Assigned task:
Find how many lines below hold "true", and give that number as the entire answer.

Extracted material:
______________________________
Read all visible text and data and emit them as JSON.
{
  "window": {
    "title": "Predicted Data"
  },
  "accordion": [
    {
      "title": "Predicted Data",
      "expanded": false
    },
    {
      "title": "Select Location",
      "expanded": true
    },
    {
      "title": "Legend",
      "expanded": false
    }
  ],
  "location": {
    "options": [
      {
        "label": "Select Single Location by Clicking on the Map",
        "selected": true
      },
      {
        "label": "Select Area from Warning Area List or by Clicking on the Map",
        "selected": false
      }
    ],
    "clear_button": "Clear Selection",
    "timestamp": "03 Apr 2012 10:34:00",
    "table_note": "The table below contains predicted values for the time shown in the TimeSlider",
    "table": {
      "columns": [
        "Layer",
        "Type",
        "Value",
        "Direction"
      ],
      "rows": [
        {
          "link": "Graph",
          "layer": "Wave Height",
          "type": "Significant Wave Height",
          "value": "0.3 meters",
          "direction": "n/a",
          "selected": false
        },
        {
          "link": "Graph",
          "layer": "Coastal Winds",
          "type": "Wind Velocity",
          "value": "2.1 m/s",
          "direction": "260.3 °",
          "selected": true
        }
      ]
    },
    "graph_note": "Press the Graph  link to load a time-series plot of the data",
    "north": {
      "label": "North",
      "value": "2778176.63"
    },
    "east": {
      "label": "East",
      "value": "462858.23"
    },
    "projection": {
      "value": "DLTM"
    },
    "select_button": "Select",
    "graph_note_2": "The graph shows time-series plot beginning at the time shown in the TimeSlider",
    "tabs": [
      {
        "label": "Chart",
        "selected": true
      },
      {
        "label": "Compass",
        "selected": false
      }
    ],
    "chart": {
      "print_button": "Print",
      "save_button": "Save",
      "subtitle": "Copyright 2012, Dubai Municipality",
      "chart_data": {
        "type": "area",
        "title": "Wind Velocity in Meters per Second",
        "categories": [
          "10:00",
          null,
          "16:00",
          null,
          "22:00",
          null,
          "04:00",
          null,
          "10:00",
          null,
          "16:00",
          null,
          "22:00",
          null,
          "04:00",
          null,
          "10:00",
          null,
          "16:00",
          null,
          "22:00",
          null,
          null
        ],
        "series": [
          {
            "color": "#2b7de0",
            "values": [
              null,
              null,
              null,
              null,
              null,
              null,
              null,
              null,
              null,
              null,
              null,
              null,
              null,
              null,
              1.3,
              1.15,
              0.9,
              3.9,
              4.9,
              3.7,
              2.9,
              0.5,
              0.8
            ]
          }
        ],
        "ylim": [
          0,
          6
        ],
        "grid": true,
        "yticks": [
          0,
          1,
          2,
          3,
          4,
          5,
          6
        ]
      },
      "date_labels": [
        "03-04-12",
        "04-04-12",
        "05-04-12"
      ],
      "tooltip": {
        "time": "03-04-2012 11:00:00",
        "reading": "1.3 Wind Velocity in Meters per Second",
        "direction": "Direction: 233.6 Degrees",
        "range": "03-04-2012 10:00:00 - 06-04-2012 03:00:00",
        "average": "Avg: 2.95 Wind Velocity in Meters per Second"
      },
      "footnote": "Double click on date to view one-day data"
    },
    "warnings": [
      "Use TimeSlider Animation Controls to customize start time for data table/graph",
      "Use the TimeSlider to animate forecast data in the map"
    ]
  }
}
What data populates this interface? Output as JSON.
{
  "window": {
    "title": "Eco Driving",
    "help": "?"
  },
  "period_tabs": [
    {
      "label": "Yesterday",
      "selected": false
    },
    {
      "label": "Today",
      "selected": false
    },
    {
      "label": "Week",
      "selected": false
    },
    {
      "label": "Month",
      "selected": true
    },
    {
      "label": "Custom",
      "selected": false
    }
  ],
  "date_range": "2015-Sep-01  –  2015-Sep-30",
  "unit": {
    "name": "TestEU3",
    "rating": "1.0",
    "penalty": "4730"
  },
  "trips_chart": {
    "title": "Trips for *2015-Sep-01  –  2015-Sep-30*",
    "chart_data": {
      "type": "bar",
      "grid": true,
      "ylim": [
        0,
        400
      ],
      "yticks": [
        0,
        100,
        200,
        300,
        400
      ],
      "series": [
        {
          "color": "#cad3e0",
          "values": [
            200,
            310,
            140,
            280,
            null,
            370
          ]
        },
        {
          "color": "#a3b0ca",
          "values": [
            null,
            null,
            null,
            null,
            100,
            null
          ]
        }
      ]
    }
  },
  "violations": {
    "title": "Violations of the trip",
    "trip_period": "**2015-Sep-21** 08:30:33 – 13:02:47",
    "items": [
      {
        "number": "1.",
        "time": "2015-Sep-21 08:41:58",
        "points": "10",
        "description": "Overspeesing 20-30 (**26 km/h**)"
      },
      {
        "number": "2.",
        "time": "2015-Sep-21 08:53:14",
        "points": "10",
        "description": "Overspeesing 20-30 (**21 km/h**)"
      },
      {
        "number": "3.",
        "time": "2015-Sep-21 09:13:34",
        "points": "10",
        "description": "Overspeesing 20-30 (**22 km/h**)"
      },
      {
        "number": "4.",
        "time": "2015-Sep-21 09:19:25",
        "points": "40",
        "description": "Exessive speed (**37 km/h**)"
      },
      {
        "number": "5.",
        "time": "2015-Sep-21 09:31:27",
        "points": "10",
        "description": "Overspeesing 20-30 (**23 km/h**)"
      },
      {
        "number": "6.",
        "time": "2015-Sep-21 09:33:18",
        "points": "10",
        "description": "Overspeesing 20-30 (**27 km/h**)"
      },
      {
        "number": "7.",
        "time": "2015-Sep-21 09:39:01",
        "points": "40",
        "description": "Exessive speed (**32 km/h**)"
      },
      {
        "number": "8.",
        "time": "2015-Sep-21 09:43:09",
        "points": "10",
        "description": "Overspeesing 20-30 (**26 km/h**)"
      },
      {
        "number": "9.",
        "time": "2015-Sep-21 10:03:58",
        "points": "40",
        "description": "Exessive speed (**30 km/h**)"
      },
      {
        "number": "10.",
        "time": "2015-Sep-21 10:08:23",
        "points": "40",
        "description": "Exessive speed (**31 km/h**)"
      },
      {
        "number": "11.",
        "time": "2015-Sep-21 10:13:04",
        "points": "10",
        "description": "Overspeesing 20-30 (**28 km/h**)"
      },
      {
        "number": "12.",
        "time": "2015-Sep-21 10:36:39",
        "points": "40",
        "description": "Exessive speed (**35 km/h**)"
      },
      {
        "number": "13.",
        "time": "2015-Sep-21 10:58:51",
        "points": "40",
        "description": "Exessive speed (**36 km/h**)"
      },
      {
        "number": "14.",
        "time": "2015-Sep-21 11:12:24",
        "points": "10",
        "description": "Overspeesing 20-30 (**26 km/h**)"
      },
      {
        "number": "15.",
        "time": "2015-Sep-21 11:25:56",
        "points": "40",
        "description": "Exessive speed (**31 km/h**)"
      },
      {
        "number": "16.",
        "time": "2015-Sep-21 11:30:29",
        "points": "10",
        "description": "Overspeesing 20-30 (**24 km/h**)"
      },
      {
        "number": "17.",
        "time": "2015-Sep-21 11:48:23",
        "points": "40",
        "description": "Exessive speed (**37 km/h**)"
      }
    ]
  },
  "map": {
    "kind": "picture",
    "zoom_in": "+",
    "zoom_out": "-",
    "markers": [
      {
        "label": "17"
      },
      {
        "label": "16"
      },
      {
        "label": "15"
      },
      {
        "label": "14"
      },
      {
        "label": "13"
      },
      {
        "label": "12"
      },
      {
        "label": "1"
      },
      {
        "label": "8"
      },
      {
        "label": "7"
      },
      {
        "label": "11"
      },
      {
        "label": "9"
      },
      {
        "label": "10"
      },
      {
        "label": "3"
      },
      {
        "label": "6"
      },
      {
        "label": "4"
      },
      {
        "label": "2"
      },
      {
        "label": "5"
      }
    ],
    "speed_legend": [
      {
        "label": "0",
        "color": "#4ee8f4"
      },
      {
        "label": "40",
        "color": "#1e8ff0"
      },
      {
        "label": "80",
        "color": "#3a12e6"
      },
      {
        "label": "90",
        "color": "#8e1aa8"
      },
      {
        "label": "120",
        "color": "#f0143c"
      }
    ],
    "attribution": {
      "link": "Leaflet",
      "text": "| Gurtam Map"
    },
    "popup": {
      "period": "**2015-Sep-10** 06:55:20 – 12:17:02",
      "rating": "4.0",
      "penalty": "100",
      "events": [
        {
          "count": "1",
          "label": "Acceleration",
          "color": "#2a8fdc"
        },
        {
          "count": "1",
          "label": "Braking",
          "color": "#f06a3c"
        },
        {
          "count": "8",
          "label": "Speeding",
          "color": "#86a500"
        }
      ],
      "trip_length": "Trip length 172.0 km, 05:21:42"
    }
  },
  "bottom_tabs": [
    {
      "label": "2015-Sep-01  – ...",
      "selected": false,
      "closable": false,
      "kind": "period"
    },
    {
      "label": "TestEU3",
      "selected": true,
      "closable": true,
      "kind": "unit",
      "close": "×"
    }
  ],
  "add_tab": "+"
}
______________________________
Result of this exercise:
9